Disclaimer/Publisher’s Note: The statements, opinions and data contained in all publications are solely those of the individual author(s) and contributor(s) and not of MDPI and/or the editor(s). MDPI and/or the editor(s) disclaim responsibility for any injury to people or property resulting from any ideas, methods, instructions or products referred to in the content.

Share and Cite

MDPI and ACS Style

Zheng, X.; Ye, Z.; Fang, Z. Analysis on the Influence of Industrial Structure on Energy Efficiency in China: Based on the Spatial Econometric Model. Int. J. Environ. Res. Public Health 2023, 20, 2134. https://doi.org/10.3390/ijerph20032134

AMA Style

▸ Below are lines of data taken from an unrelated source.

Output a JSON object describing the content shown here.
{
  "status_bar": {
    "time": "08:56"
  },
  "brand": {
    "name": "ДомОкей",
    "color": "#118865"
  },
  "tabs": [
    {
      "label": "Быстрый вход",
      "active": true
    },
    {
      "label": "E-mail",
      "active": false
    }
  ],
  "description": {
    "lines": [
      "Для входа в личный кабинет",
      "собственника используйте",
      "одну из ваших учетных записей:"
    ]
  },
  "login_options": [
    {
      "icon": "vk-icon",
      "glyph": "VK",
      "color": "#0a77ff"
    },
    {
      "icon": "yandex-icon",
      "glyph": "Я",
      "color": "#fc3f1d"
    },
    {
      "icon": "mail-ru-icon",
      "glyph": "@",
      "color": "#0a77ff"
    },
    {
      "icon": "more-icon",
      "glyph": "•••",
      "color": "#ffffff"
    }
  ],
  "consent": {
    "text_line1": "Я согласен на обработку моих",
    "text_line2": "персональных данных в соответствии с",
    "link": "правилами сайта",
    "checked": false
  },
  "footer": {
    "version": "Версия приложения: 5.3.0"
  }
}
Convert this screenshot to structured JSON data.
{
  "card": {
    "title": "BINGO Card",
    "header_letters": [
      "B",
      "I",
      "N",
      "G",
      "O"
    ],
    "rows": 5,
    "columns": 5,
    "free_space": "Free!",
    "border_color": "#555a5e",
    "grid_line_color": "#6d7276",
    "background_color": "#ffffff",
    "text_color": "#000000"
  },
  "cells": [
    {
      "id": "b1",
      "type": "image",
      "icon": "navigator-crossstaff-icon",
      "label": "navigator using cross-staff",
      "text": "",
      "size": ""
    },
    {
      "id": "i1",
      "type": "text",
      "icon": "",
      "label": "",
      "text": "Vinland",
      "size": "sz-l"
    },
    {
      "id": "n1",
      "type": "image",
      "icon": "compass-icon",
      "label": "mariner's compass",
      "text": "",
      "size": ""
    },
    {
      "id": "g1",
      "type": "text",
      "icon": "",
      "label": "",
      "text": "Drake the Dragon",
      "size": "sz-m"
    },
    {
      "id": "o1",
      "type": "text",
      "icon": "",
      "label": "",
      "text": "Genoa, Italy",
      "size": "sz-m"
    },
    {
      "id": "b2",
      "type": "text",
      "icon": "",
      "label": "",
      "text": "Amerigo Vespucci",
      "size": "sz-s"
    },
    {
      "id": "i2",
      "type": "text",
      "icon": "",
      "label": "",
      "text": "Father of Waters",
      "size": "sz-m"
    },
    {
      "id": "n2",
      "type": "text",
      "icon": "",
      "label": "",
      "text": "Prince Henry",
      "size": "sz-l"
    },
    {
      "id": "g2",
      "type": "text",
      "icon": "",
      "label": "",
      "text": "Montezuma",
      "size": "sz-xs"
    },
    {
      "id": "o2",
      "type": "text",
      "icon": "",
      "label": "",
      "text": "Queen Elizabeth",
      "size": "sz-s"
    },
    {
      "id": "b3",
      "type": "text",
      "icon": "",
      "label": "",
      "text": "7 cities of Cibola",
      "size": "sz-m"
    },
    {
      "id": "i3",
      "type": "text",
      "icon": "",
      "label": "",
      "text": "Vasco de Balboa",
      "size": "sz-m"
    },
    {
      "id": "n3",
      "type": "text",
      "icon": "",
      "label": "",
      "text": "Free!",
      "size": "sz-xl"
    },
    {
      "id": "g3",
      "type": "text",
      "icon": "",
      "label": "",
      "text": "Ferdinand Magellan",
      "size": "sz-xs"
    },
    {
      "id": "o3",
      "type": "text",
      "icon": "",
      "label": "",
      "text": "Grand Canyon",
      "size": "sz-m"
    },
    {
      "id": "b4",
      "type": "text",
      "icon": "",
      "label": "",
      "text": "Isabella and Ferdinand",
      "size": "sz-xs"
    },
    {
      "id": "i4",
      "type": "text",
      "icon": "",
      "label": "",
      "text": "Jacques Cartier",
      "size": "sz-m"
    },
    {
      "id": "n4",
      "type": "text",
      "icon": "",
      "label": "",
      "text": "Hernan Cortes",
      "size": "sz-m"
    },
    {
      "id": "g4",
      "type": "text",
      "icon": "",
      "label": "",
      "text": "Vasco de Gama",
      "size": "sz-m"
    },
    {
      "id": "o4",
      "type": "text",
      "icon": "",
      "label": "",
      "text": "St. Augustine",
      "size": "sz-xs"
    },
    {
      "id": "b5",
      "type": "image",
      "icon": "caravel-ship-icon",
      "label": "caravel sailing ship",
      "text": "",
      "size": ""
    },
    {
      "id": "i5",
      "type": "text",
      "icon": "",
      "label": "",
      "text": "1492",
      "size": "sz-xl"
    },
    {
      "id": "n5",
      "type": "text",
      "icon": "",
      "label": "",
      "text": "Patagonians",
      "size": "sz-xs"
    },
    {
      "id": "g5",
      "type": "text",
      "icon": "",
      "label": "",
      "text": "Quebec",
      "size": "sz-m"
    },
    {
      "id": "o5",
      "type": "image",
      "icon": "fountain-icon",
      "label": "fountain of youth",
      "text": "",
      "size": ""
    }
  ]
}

Zheng X, Ye Z, Fang Z. Analysis on the Influence of Industrial Structure on Energy Efficiency in China: Based on the Spatial Econometric Model. International Journal of Environmental Research and Public Health. 2023; 20(3):2134. https://doi.org/10.3390/ijerph20032134

Chicago/Turabian Style

Zheng, Xin, Zi Ye, and Zhong Fang. 2023. "Analysis on the Influence of Industrial Structure on Energy Efficiency in China: Based on the Spatial Econometric Model" International Journal of Environmental Research and Public Health 20, no. 3: 2134. https://doi.org/10.3390/ijerph20032134

Note that from the first issue of 2016, this journal uses article numbers instead of page numbers. See further details here.

Article Metrics

Back to TopTop